Three films on the art of copying & the works of painter Jean-Baptiste Chardin.
In Trait pour trait, de Jean-Baptiste Chardin à Mélissa Pinon (52', 2012), director Julien Devaux follows painter Mélissa Pinon. From her native Burgundy to Paris, she has created a body of modern figurative work which has earned her wide recognition. In 2001, she encountered The Skate (La Raie) one of Jean-Baptiste Chardin's most famous paintings. She set about copying the work, which set off a thinking process about the value of imitation in an artist's career. In short, how does one become a painter in this day and age?
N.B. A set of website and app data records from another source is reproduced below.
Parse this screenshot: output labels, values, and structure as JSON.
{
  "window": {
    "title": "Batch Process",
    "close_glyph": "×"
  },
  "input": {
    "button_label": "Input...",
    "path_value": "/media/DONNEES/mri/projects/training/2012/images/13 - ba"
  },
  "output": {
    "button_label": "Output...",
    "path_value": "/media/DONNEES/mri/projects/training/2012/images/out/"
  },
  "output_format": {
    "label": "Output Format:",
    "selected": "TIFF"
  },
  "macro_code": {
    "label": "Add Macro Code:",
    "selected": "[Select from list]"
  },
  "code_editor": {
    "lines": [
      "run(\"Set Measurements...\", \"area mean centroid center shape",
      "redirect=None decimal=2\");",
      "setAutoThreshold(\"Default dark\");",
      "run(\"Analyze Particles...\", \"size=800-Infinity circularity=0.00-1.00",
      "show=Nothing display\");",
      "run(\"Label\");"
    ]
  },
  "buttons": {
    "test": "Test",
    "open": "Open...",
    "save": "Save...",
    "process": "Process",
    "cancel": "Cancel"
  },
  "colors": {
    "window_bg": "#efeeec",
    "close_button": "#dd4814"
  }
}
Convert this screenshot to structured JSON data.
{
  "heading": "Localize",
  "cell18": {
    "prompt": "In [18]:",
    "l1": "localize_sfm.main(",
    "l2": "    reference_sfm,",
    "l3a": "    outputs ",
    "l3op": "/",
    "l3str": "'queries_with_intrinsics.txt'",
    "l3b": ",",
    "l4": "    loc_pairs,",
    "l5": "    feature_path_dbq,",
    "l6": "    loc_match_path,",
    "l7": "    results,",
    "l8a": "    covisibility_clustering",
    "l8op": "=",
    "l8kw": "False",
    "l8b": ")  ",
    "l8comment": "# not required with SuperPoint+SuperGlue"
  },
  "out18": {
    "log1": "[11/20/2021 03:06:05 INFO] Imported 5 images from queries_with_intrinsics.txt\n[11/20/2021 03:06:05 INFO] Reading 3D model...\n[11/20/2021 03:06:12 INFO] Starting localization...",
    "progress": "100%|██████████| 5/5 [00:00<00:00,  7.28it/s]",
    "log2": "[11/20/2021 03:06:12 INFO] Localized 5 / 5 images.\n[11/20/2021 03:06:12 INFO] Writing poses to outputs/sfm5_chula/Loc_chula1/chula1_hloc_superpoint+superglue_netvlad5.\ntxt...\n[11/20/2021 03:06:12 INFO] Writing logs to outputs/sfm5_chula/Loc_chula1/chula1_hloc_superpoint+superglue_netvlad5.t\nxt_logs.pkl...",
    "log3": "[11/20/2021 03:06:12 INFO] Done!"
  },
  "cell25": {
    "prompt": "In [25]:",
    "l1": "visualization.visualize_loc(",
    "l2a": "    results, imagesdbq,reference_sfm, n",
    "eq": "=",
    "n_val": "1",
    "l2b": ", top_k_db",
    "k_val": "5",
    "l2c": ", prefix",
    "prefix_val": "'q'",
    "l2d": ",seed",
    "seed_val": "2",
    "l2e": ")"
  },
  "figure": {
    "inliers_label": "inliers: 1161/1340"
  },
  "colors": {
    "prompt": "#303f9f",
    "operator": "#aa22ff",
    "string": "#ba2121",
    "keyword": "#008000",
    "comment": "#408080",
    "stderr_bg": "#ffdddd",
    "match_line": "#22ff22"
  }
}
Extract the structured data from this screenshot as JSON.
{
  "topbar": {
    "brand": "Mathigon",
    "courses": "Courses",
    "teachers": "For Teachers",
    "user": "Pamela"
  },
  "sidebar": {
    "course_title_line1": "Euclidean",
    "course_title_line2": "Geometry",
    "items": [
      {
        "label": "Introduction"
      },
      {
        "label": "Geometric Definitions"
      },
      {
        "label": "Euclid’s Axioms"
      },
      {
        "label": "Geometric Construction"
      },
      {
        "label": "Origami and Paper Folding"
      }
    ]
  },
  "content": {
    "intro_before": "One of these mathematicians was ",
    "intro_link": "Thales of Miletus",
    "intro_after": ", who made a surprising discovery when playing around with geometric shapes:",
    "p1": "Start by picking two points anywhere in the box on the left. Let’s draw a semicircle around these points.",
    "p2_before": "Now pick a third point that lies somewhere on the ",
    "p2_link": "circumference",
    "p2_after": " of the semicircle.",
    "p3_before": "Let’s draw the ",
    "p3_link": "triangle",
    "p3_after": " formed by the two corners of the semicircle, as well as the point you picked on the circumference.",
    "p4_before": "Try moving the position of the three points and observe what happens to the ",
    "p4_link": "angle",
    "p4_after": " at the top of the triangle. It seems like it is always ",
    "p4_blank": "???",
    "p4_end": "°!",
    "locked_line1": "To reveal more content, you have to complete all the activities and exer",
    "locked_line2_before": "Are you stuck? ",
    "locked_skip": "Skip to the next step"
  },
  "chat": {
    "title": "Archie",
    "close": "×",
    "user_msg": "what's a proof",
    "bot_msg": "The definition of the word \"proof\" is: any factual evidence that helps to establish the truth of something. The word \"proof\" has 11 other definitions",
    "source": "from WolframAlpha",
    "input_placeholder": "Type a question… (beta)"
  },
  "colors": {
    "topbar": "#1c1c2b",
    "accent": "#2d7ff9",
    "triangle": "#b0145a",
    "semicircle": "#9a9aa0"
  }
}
The Skate was painted in the Dutch school style in 1728. This painting of a stingray or skate fish takes us deep into Chardin's work, into his search for the exact placement for each object. The careful order he established gave his work great symbolic and historical depth and established his unrivalled reputation. With Chardin, la saveur de l'immobile (30', 1991), Alain Jaubert plumbs the secret sources of this fascination with Chardin's painting. As for François Lévy-Kuentz's Les Copistes du Louvre (13', 1997), it portrays how the Louvre has always maintained its principle of allowing artists to work on copying the great masters.